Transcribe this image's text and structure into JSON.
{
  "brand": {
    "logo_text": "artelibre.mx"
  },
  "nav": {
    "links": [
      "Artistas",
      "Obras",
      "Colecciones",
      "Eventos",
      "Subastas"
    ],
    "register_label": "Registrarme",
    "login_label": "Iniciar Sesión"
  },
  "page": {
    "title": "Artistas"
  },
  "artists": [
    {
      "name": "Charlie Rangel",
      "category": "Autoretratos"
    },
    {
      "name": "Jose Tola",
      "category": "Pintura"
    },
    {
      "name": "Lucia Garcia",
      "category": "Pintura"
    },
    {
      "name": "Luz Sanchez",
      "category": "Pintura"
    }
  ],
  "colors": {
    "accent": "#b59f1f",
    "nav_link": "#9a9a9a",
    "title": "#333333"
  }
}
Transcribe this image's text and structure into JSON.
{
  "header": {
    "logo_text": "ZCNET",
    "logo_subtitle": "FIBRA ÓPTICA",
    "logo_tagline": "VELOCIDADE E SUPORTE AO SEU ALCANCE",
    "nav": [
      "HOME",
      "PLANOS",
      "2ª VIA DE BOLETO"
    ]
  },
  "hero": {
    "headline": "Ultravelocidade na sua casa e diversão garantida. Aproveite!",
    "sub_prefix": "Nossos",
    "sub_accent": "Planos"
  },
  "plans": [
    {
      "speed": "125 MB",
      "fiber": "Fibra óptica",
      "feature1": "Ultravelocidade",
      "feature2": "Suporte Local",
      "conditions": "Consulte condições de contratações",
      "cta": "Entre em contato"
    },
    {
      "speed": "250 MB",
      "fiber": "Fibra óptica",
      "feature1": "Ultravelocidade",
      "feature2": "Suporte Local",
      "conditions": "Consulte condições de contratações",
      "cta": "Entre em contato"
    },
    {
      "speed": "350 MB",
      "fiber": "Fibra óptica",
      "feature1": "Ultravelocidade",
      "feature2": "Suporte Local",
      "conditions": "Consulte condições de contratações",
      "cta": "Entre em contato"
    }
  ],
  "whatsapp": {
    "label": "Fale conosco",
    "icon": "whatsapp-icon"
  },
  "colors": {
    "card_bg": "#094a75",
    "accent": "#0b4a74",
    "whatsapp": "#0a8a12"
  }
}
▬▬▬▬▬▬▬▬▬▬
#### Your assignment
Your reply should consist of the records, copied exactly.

#### Answer to this task
Transcribe this image's text and structure into JSON.
{
  "brand": {
    "logo_text": "artelibre.mx"
  },
  "nav": {
    "links": [
      "Artistas",
      "Obras",
      "Colecciones",
      "Eventos",
      "Subastas"
    ],
    "register_label": "Registrarme",
    "login_label": "Iniciar Sesión"
  },
  "page": {
    "title": "Artistas"
  },
  "artists": [
    {
      "name": "Charlie Rangel",
      "category": "Autoretratos"
    },
    {
      "name": "Jose Tola",
      "category": "Pintura"
    },
    {
      "name": "Lucia Garcia",
      "category": "Pintura"
    },
    {
      "name": "Luz Sanchez",
      "category": "Pintura"
    }
  ],
  "colors": {
    "accent": "#b59f1f",
    "nav_link": "#9a9a9a",
    "title": "#333333"
  }
}
Transcribe this image's text and structure into JSON.
{
  "header": {
    "logo_text": "ZCNET",
    "logo_subtitle": "FIBRA ÓPTICA",
    "logo_tagline": "VELOCIDADE E SUPORTE AO SEU ALCANCE",
    "nav": [
      "HOME",
      "PLANOS",
      "2ª VIA DE BOLETO"
    ]
  },
  "hero": {
    "headline": "Ultravelocidade na sua casa e diversão garantida. Aproveite!",
    "sub_prefix": "Nossos",
    "sub_accent": "Planos"
  },
  "plans": [
    {
      "speed": "125 MB",
      "fiber": "Fibra óptica",
      "feature1": "Ultravelocidade",
      "feature2": "Suporte Local",
      "conditions": "Consulte condições de contratações",
      "cta": "Entre em contato"
    },
    {
      "speed": "250 MB",
      "fiber": "Fibra óptica",
      "feature1": "Ultravelocidade",
      "feature2": "Suporte Local",
      "conditions": "Consulte condições de contratações",
      "cta": "Entre em contato"
    },
    {
      "speed": "350 MB",
      "fiber": "Fibra óptica",
      "feature1": "Ultravelocidade",
      "feature2": "Suporte Local",
      "conditions": "Consulte condições de contratações",
      "cta": "Entre em contato"
    }
  ],
  "whatsapp": {
    "label": "Fale conosco",
    "icon": "whatsapp-icon"
  },
  "colors": {
    "card_bg": "#094a75",
    "accent": "#0b4a74",
    "whatsapp": "#0a8a12"
  }
}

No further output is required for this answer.